Is that hay ready to go
They will always say
And they already know
That purple blossoms are on parade
The Field knows and understands
The approaching banging sounds
And the oily smell filming the air.
There is a silence,
There is always a hesitation
Before the slamming flat sound
Of a steel deck onto the ground.
The tractor growls and recovers
roaring a cloud of rich black smoke.
The machine transfers power
With drive shafts & u-joints
Pulleys & belts
Knocking & slipping.
The sickle’s knives & guards meet
Comb & cut
The green, lush alfalfa.
Toppling the splendor purple flowering stands
Into the rollers
That smash the stems
Crushing and lay gently bruised
Into straight & narrow windrows.
The sun glares white & hot
Water is for sweat
Long-selves & hat protect
And a big fat pinch of chew
Chases the taste of diesel from your mouth.
You will be mowing
Hours & hours & hours
Around & around & around
Until the entire field
Of hay & purple blossoms on parade
Dead air of dust
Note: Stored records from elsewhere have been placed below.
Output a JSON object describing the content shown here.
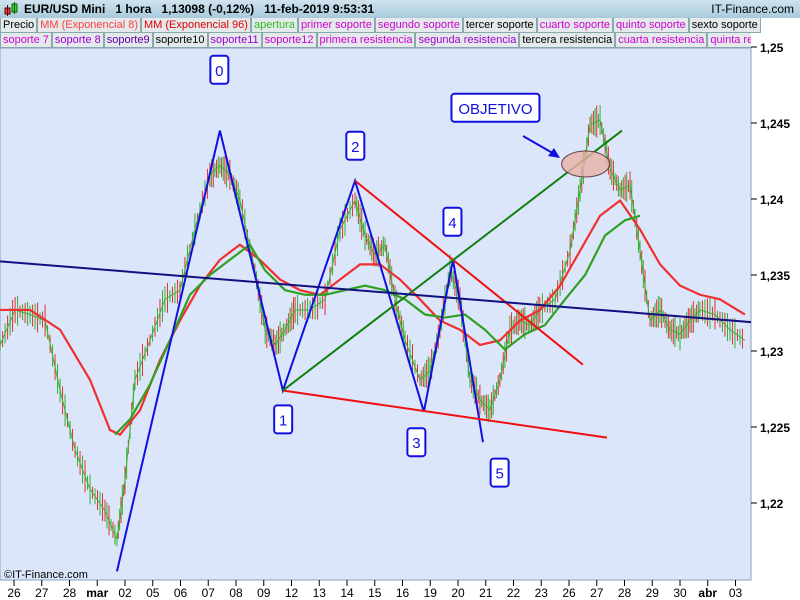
{
  "header": {
    "instrument": "EUR/USD Mini",
    "timeframe": "1 hora",
    "last": "1,13098 (-0,12%)",
    "datetime": "11-feb-2019 9:53:31",
    "site": "IT-Finance.com"
  },
  "legend_row1": [
    {
      "label": "Precio",
      "color": "#000000"
    },
    {
      "label": "MM (Exponencial 8)",
      "color": "#ff4040"
    },
    {
      "label": "MM (Exponencial 96)",
      "color": "#e00000"
    },
    {
      "label": "apertura",
      "color": "#30c020"
    },
    {
      "label": "primer soporte",
      "color": "#d000d0"
    },
    {
      "label": "segundo soporte",
      "color": "#d000d0"
    },
    {
      "label": "tercer soporte",
      "color": "#000000"
    },
    {
      "label": "cuarto soporte",
      "color": "#d000d0"
    },
    {
      "label": "quinto soporte",
      "color": "#d000d0"
    },
    {
      "label": "sexto soporte",
      "color": "#000000"
    }
  ],
  "legend_row2": [
    {
      "label": "soporte 7",
      "color": "#d000d0"
    },
    {
      "label": "soporte 8",
      "color": "#a000d0"
    },
    {
      "label": "soporte9",
      "color": "#6000a0"
    },
    {
      "label": "soporte10",
      "color": "#000000"
    },
    {
      "label": "soporte11",
      "color": "#a000d0"
    },
    {
      "label": "soporte12",
      "color": "#d000d0"
    },
    {
      "label": "primera resistencia",
      "color": "#d000d0"
    },
    {
      "label": "segunda resistencia",
      "color": "#a000d0"
    },
    {
      "label": "tercera resistencia",
      "color": "#000000"
    },
    {
      "label": "cuarta resistencia",
      "color": "#d000d0"
    },
    {
      "label": "quinta resistencia",
      "color": "#d000d0"
    }
  ],
  "copyright": "©IT-Finance.com",
  "chart_data": {
    "type": "line",
    "title": "EUR/USD Mini 1 hora",
    "ylim": [
      1.2145,
      1.25
    ],
    "yticks": [
      {
        "v": 1.25,
        "label": "1,25"
      },
      {
        "v": 1.245,
        "label": "1,245"
      },
      {
        "v": 1.24,
        "label": "1,24"
      },
      {
        "v": 1.235,
        "label": "1,235"
      },
      {
        "v": 1.23,
        "label": "1,23"
      },
      {
        "v": 1.225,
        "label": "1,225"
      },
      {
        "v": 1.22,
        "label": "1,22"
      }
    ],
    "xticks": [
      "26",
      "27",
      "28",
      "mar",
      "02",
      "05",
      "06",
      "07",
      "08",
      "09",
      "12",
      "13",
      "14",
      "15",
      "16",
      "19",
      "20",
      "21",
      "22",
      "23",
      "26",
      "27",
      "28",
      "29",
      "30",
      "abr",
      "03"
    ],
    "bold_xticks": [
      "mar",
      "abr"
    ],
    "series": [
      {
        "name": "Precio",
        "color": "#3cb030",
        "x": [
          -0.5,
          0.04,
          0.58,
          1.12,
          1.66,
          2.2,
          2.74,
          3.28,
          3.71,
          4.0,
          4.36,
          4.9,
          5.44,
          5.98,
          6.52,
          7.06,
          7.42,
          7.78,
          8.14,
          8.68,
          9.05,
          9.41,
          9.77,
          10.13,
          10.67,
          11.21,
          11.75,
          12.29,
          12.65,
          13.01,
          13.37,
          13.73,
          14.09,
          14.63,
          14.99,
          15.35,
          15.71,
          16.07,
          16.43,
          16.79,
          17.15,
          17.51,
          17.87,
          18.23,
          18.59,
          18.95,
          19.5,
          20.04,
          20.4,
          20.76,
          21.12,
          21.48,
          21.84,
          22.2,
          22.56,
          22.92,
          23.28,
          23.64,
          24.0,
          24.36,
          24.72,
          25.26,
          25.8,
          26.34
        ],
        "y": [
          1.2304,
          1.2327,
          1.2324,
          1.232,
          1.2274,
          1.2235,
          1.2209,
          1.2195,
          1.2176,
          1.2215,
          1.2281,
          1.2307,
          1.2334,
          1.234,
          1.238,
          1.2416,
          1.2422,
          1.2416,
          1.2399,
          1.2353,
          1.2314,
          1.2304,
          1.2314,
          1.2327,
          1.2327,
          1.2334,
          1.238,
          1.2399,
          1.2376,
          1.2363,
          1.237,
          1.2334,
          1.2307,
          1.2281,
          1.2287,
          1.2314,
          1.2353,
          1.2334,
          1.2281,
          1.2268,
          1.2261,
          1.2281,
          1.2314,
          1.232,
          1.2317,
          1.2327,
          1.2334,
          1.2366,
          1.2406,
          1.2449,
          1.2452,
          1.242,
          1.2406,
          1.2409,
          1.2366,
          1.232,
          1.2327,
          1.2314,
          1.2311,
          1.232,
          1.2327,
          1.2324,
          1.2314,
          1.2307
        ]
      },
      {
        "name": "MM (Exponencial 8)",
        "color": "#f03030",
        "x": [
          -0.5,
          0.58,
          1.66,
          2.74,
          3.46,
          3.82,
          4.54,
          5.26,
          5.98,
          6.7,
          7.42,
          8.14,
          8.86,
          9.59,
          10.31,
          11.03,
          11.75,
          12.47,
          13.19,
          13.91,
          14.63,
          15.35,
          16.07,
          16.79,
          17.51,
          18.23,
          18.95,
          19.68,
          20.4,
          21.12,
          21.84,
          22.56,
          23.28,
          24.0,
          24.72,
          25.44,
          26.34
        ],
        "y": [
          1.2327,
          1.2327,
          1.2314,
          1.2281,
          1.2248,
          1.2245,
          1.2261,
          1.2294,
          1.232,
          1.2343,
          1.236,
          1.237,
          1.236,
          1.2347,
          1.234,
          1.2337,
          1.2347,
          1.2357,
          1.2357,
          1.2347,
          1.2334,
          1.232,
          1.2314,
          1.2304,
          1.2307,
          1.232,
          1.2327,
          1.2343,
          1.2366,
          1.2389,
          1.2399,
          1.238,
          1.2357,
          1.2343,
          1.2337,
          1.2334,
          1.2324
        ]
      },
      {
        "name": "apertura",
        "color": "#30a020",
        "x": [
          3.64,
          4.18,
          4.9,
          5.62,
          6.34,
          7.06,
          7.78,
          8.5,
          9.05,
          9.77,
          10.49,
          11.21,
          11.93,
          12.65,
          13.37,
          14.09,
          14.81,
          15.53,
          16.25,
          16.97,
          17.69,
          18.41,
          19.13,
          19.86,
          20.58,
          21.3,
          22.02,
          22.56
        ],
        "y": [
          1.2245,
          1.2255,
          1.2278,
          1.2307,
          1.2337,
          1.235,
          1.236,
          1.237,
          1.2353,
          1.234,
          1.2337,
          1.2337,
          1.234,
          1.2343,
          1.234,
          1.2334,
          1.2324,
          1.2322,
          1.2324,
          1.2314,
          1.2301,
          1.2311,
          1.2317,
          1.2334,
          1.235,
          1.2376,
          1.2386,
          1.2389
        ]
      }
    ],
    "drawings": [
      {
        "name": "wave-line",
        "color": "#1010e0",
        "points": [
          [
            3.71,
            1.2155
          ],
          [
            7.42,
            1.2445
          ],
          [
            9.69,
            1.2274
          ],
          [
            12.29,
            1.2412
          ],
          [
            14.77,
            1.226
          ],
          [
            15.82,
            1.236
          ],
          [
            16.9,
            1.224
          ]
        ]
      },
      {
        "name": "resistance-line",
        "color": "#f01010",
        "points": [
          [
            12.29,
            1.2412
          ],
          [
            20.5,
            1.2291
          ]
        ]
      },
      {
        "name": "support-line",
        "color": "#f01010",
        "points": [
          [
            9.69,
            1.2274
          ],
          [
            21.37,
            1.2243
          ]
        ]
      },
      {
        "name": "target-line",
        "color": "#108010",
        "points": [
          [
            9.69,
            1.2274
          ],
          [
            21.91,
            1.2445
          ]
        ]
      },
      {
        "name": "trend-line",
        "color": "#101080",
        "points": [
          [
            -0.5,
            1.2359
          ],
          [
            26.56,
            1.2319
          ]
        ]
      }
    ],
    "annotations": [
      {
        "label": "0",
        "x": 7.4,
        "y": 1.2485
      },
      {
        "label": "1",
        "x": 9.7,
        "y": 1.2255
      },
      {
        "label": "2",
        "x": 12.3,
        "y": 1.2435
      },
      {
        "label": "3",
        "x": 14.5,
        "y": 1.224
      },
      {
        "label": "4",
        "x": 15.8,
        "y": 1.2385
      },
      {
        "label": "5",
        "x": 17.5,
        "y": 1.222
      },
      {
        "label": "OBJETIVO",
        "x": 17.35,
        "y": 1.246
      }
    ],
    "target_ellipse": {
      "x": 20.6,
      "y": 1.2423
    }
  }
}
Shattering leaf & dirt
The mower pushes & chase panicked butterflies
That flutter as fast as they can
Up & down
Up & down
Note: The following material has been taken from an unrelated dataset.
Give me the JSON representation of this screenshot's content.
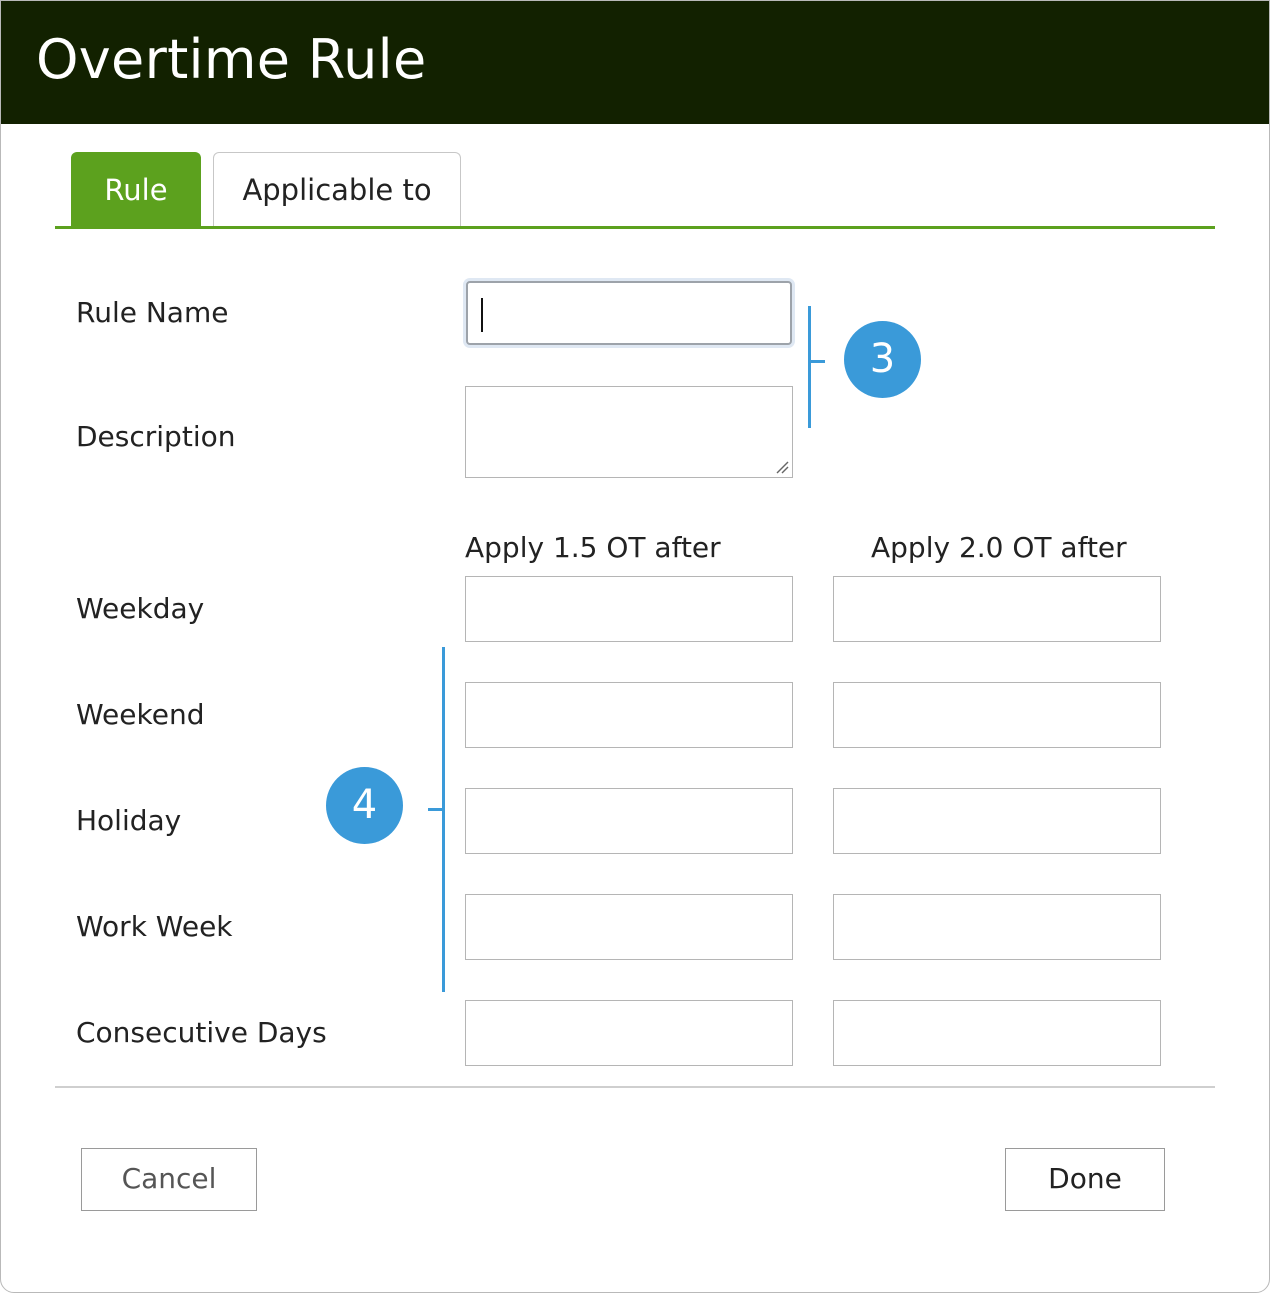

As their deep green cover
Disappears behind them.
As the sickle slides from side to side
Back & forth
Back & forth
For there is no emotion associated
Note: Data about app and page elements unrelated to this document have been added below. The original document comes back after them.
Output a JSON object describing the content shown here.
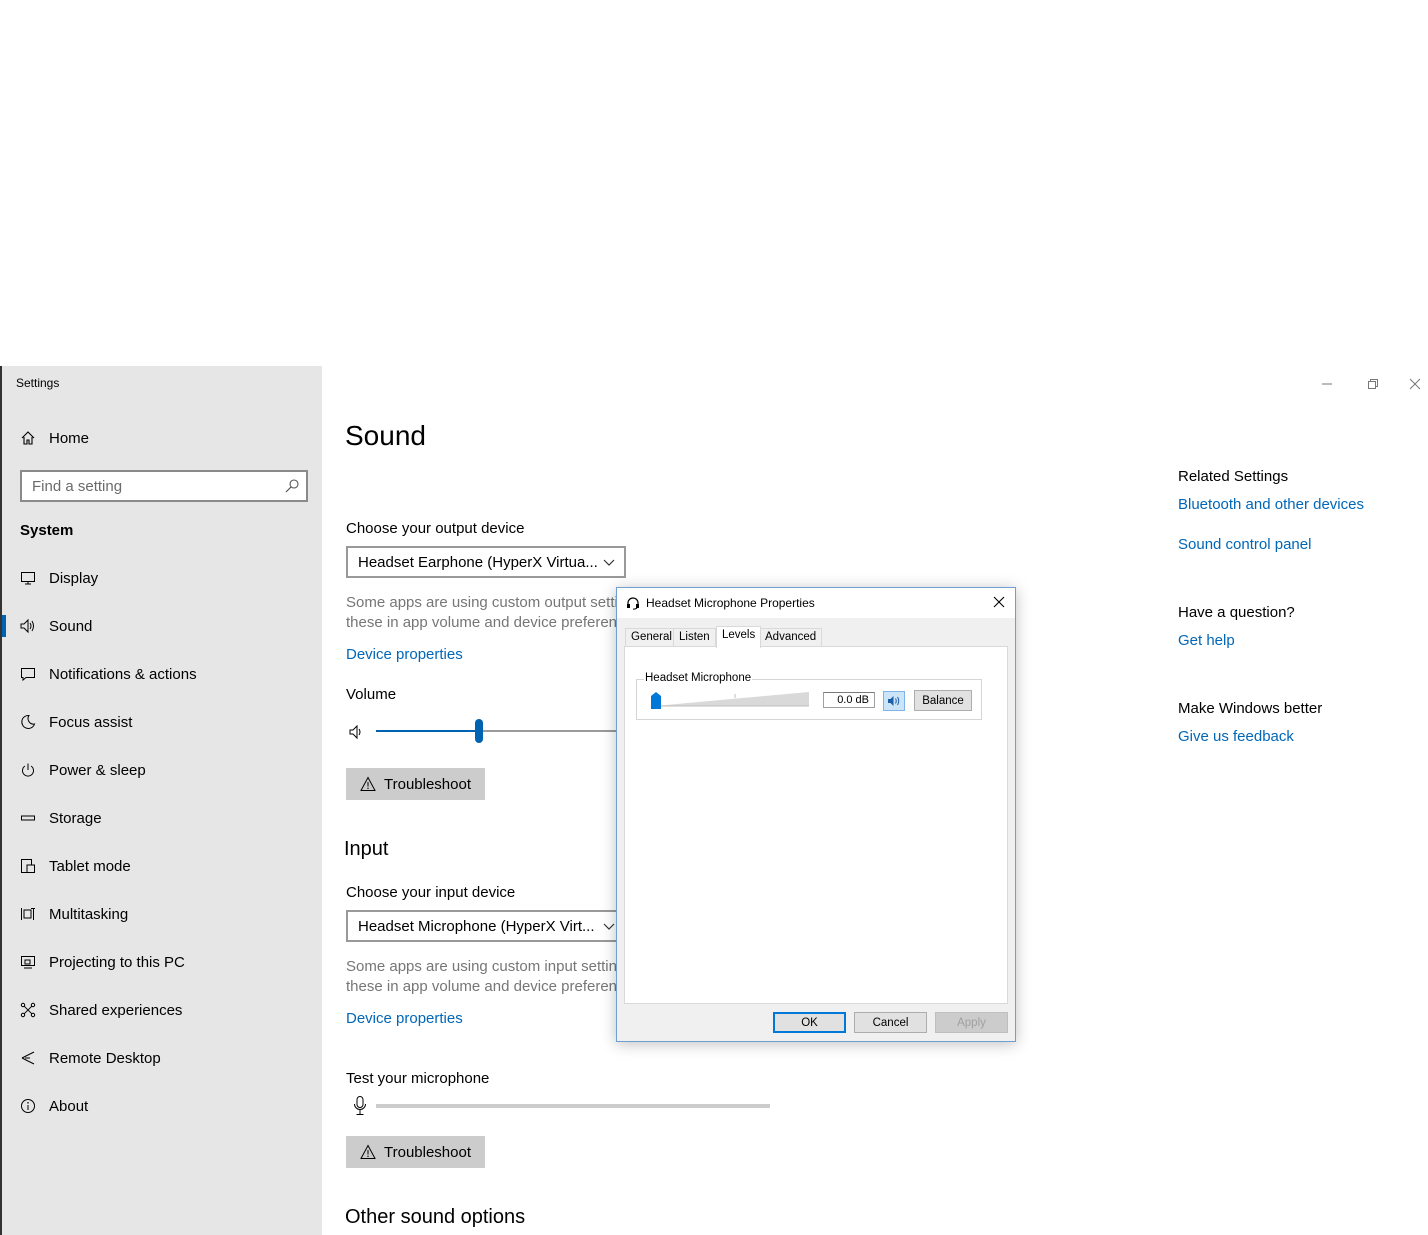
{
  "window": {
    "app_title": "Settings",
    "controls": {
      "minimize": "minimize-icon",
      "restore": "restore-icon",
      "close": "close-icon"
    }
  },
  "sidebar": {
    "home_label": "Home",
    "search_placeholder": "Find a setting",
    "section_label": "System",
    "items": [
      {
        "label": "Display",
        "icon": "display-icon"
      },
      {
        "label": "Sound",
        "icon": "speaker-icon",
        "selected": true
      },
      {
        "label": "Notifications & actions",
        "icon": "notification-icon"
      },
      {
        "label": "Focus assist",
        "icon": "moon-icon"
      },
      {
        "label": "Power & sleep",
        "icon": "power-icon"
      },
      {
        "label": "Storage",
        "icon": "storage-icon"
      },
      {
        "label": "Tablet mode",
        "icon": "tablet-icon"
      },
      {
        "label": "Multitasking",
        "icon": "multitasking-icon"
      },
      {
        "label": "Projecting to this PC",
        "icon": "projecting-icon"
      },
      {
        "label": "Shared experiences",
        "icon": "shared-icon"
      },
      {
        "label": "Remote Desktop",
        "icon": "remote-desktop-icon"
      },
      {
        "label": "About",
        "icon": "info-icon"
      }
    ],
    "accent_color": "#0063b1"
  },
  "main": {
    "title": "Sound",
    "output": {
      "label": "Choose your output device",
      "device": "Headset Earphone (HyperX Virtua...",
      "note_line1": "Some apps are using custom output setti",
      "note_line2": "these in app volume and device preferen",
      "device_properties": "Device properties",
      "volume_label": "Volume",
      "volume_level_fraction": 0.27,
      "troubleshoot": "Troubleshoot"
    },
    "input": {
      "heading": "Input",
      "label": "Choose your input device",
      "device": "Headset Microphone (HyperX Virt...",
      "note_line1": "Some apps are using custom input settin",
      "note_line2": "these in app volume and device preferen",
      "device_properties": "Device properties",
      "test_label": "Test your microphone",
      "troubleshoot": "Troubleshoot"
    },
    "other_heading": "Other sound options"
  },
  "related": {
    "heading": "Related Settings",
    "links": [
      "Bluetooth and other devices",
      "Sound control panel"
    ],
    "question_heading": "Have a question?",
    "help_link": "Get help",
    "better_heading": "Make Windows better",
    "feedback_link": "Give us feedback"
  },
  "dialog": {
    "title": "Headset Microphone Properties",
    "tabs": [
      "General",
      "Listen",
      "Levels",
      "Advanced"
    ],
    "active_tab": "Levels",
    "group_label": "Headset Microphone",
    "level_value": "0.0 dB",
    "level_fraction": 0.0,
    "balance_button": "Balance",
    "ok": "OK",
    "cancel": "Cancel",
    "apply": "Apply"
  }
}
And the only function
Of this machine is to mow down hay.
Keep air in the tires
All moving parts greased
Check the knives & the guards
Before each start.
The crows are always the first to come
I have never figured out how they know.
Do they hear the sounds of the machinery?
Or do they actually smell the blood
Of slain rodents?
You hear a bang
You suppose it is a rock
Or perhaps a groundhog
(or the occasional rabbit or cat)
going through the rollers.
Those are the kills that bring those
Big ugly buzzards
Slow dark prehistoric forms
Narrowing their scavenging
Until the shadow of the hawk
flashes across the ground.
The crows fly away
While the buzzards hop & sulk.
It doesn’t seem fair to them one against seven
But the hawk will fly down
Land in the middle of them circling the fresh kill.
With out stretch wings
But they will not look up
Only over at each other
Taunting one another to make a move
But they won’t.
They will allow the hawk to fly away with the kill
Pretend to chase
Only to follow
With hopes the hawk may drop the prize
From it’s mighty talons.
Those ugly buzzards will lose interest
And resume their
Lazy slow ring patterns
In search of their next find.
After a long
Just before the evening dew falls
And the old air turns new
The swooping swallows arrive in their formations
To fill their bellies with displaced leafhoppers
As you finish mowing out the V
And follow them back to the barn.
As you sit still wide-open
The tractor idles down
You feel a sense of accomplishment
Staring aimlessly into the dark
And smelling fresh cut hay
And purple blossoms on parade.
For more work from brilliant wordsmith J. Beck visit https://aplombstudioart.wordpress.com/